Thank you, Stan, for sending this very entertaining video!

I’ll let him introduce the video — Stan writes,

This is a cover of Bob Dylan’s “She Belongs To Me.”  It is played on an old Guild 12-string tuned to an open D and played by barring chords from the top of the neck which allows the highest strings to ring open and create diminished chords.  It also uses a lot of harmonics struck at the 12th fret.

I was showing a friend how to play this version and he videotaped it and, later, stuck it up on YouTube.

Stan Denski, Indianapolis

“Hang On To Yourself” (David Bowie Cover)

For David Bowie chords and lyrics, CLICK HERE!

By Chris Moore:

Hello and welcome to a brand-new week and a brand-new set of sessions here at the best acoustic cover song music video blog in the universe!  Monday is my day, and as usual, I dug through the new release news to see what I could find to play.  I found a couple of options, but this one stood out to me the most…

David Bowie’s “Hang On To Yourself” was originally released on the 1972 album The Rise and Fall of Ziggy Stardust and the Spiders from Mars.  Now, that’s an album title if I’ve ever heard one!  It doesn’t make a whole lot of sense to me, as I know admittedly little about David Bowie.  But from a quick online search, I learned some interesting facts.  For instance, D.A. Pennebaker (better known for his documentary on Bob Dylan Don’t Look Back) recorded a concert film and titled it the same as the aforementioned album.  Also, “Hang On To Yourself” was apparently originally released (as “Hang Onto Yourself”) by David Bowie’s band called “Arnold Corns.”  He got the idea for the band name from the Pink Floyd song “Arnold Layne.”

So, amidst all this David Bowie trivia, you may be wondering what any of this has to do with new music Tuesday…

Well, it appears that David Bowie is releasing an official version of a live concert titled Santa Monica ’72.  For years, this was only available as a bootleg.  Then, in the mid-90’s, a former management company released it without Bowie’s authorization.  So, this has become one of those records that circulates through the underground, perpetually spreading from one fan to the next.  As of tomorrow, the official release will be on the shelves.

“Hang On To Yourself” is the first song on this live Santa Monica ’72 album, and I can see why!  It’s a peppy, rocking number with rapid-fire lyrics and a very brief running time.  What better way to kick off a concert?  While I haven’t heard the live version from 1972, I can only imagine what it would sound like…

That’s pretty much it for me tonight.  I had a very enjoyable weekend on all fronts…
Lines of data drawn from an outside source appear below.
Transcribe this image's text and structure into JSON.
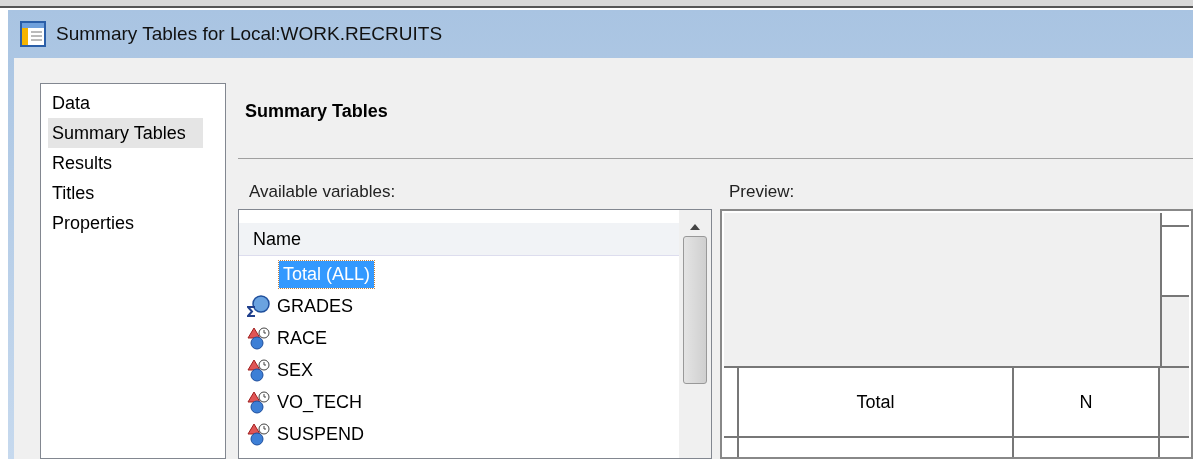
{
  "window": {
    "title": "Summary Tables for Local:WORK.RECRUITS"
  },
  "nav": {
    "items": [
      {
        "label": "Data",
        "selected": false
      },
      {
        "label": "Summary Tables",
        "selected": true
      },
      {
        "label": "Results",
        "selected": false
      },
      {
        "label": "Titles",
        "selected": false
      },
      {
        "label": "Properties",
        "selected": false
      }
    ]
  },
  "heading": "Summary Tables",
  "variables": {
    "label": "Available variables:",
    "column_header": "Name",
    "items": [
      {
        "label": "Total (ALL)",
        "kind": "total",
        "selected": true
      },
      {
        "label": "GRADES",
        "kind": "analysis",
        "selected": false
      },
      {
        "label": "RACE",
        "kind": "classification",
        "selected": false
      },
      {
        "label": "SEX",
        "kind": "classification",
        "selected": false
      },
      {
        "label": "VO_TECH",
        "kind": "classification",
        "selected": false
      },
      {
        "label": "SUSPEND",
        "kind": "classification",
        "selected": false
      }
    ]
  },
  "preview": {
    "label": "Preview:",
    "cells": [
      "Total",
      "N"
    ]
  }
}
…which means that I have lots of work to catch up on this week!  I’ll be working on entering grades by Wednesday morning, speaking to a group of sophomores at a CCSU “college to career” seminar Wednesday evening, and starting to work on my BEST portfolio after about a week and a half on hold for other stuff.  I know, I lead an exciting life!  :-)

I hope you enjoy my video, and I hope to continue to post new “extras” in the near future — I already have inspiration for new “Deep Racks Reports,” music reviews (check out my one-sentence reviews posted yesterday!), and other articles.  I also have to get cracking on some site work I signed up for a couple weeks ago and haven’t gotten to (sorry webmaster!).

Don’t forget to hurry back tomorrow for an all-new Jim Fusco Tuesday.  It’s certain to be “we-should-name-a-day-of-the-week-for-it” good…

See you next session!